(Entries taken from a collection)

§ §

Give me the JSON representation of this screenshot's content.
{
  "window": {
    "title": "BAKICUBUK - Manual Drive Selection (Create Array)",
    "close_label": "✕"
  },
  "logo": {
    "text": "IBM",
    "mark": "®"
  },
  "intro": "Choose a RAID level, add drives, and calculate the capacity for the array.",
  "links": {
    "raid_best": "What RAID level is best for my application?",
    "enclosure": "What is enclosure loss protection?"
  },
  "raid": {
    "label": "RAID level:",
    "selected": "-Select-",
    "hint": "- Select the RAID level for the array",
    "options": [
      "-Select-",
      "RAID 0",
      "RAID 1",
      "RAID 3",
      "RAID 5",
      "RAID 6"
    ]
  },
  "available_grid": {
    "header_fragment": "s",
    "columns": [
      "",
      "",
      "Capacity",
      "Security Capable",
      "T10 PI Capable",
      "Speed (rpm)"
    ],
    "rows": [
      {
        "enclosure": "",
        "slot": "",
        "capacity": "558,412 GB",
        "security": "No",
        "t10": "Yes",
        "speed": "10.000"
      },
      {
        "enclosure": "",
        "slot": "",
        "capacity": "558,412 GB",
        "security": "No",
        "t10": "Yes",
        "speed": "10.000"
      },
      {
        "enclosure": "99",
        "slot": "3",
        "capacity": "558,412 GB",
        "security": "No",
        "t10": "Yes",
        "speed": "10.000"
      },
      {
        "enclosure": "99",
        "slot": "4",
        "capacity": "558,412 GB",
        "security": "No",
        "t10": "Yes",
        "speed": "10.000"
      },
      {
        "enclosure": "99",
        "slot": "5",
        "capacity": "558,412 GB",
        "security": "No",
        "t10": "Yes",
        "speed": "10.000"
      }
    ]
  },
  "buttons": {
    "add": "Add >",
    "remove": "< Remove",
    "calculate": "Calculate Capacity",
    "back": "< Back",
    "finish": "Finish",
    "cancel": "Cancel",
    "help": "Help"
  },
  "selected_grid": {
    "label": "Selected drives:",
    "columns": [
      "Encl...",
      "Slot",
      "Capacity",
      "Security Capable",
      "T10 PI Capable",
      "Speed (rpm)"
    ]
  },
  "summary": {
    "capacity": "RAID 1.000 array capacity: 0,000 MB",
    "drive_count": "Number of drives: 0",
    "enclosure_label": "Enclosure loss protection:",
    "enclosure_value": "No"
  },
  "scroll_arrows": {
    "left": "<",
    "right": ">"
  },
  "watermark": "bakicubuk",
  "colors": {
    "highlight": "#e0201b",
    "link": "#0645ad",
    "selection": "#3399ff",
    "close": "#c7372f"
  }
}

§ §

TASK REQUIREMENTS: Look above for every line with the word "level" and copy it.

RESULT FOR THIS EXERCISE:
  "intro": "Choose a RAID level, add drives, and calculate the capacity for the array.",
    "raid_best": "What RAID level is best for my application?",
    "label": "RAID level:",
    "hint": "- Select the RAID level for the array",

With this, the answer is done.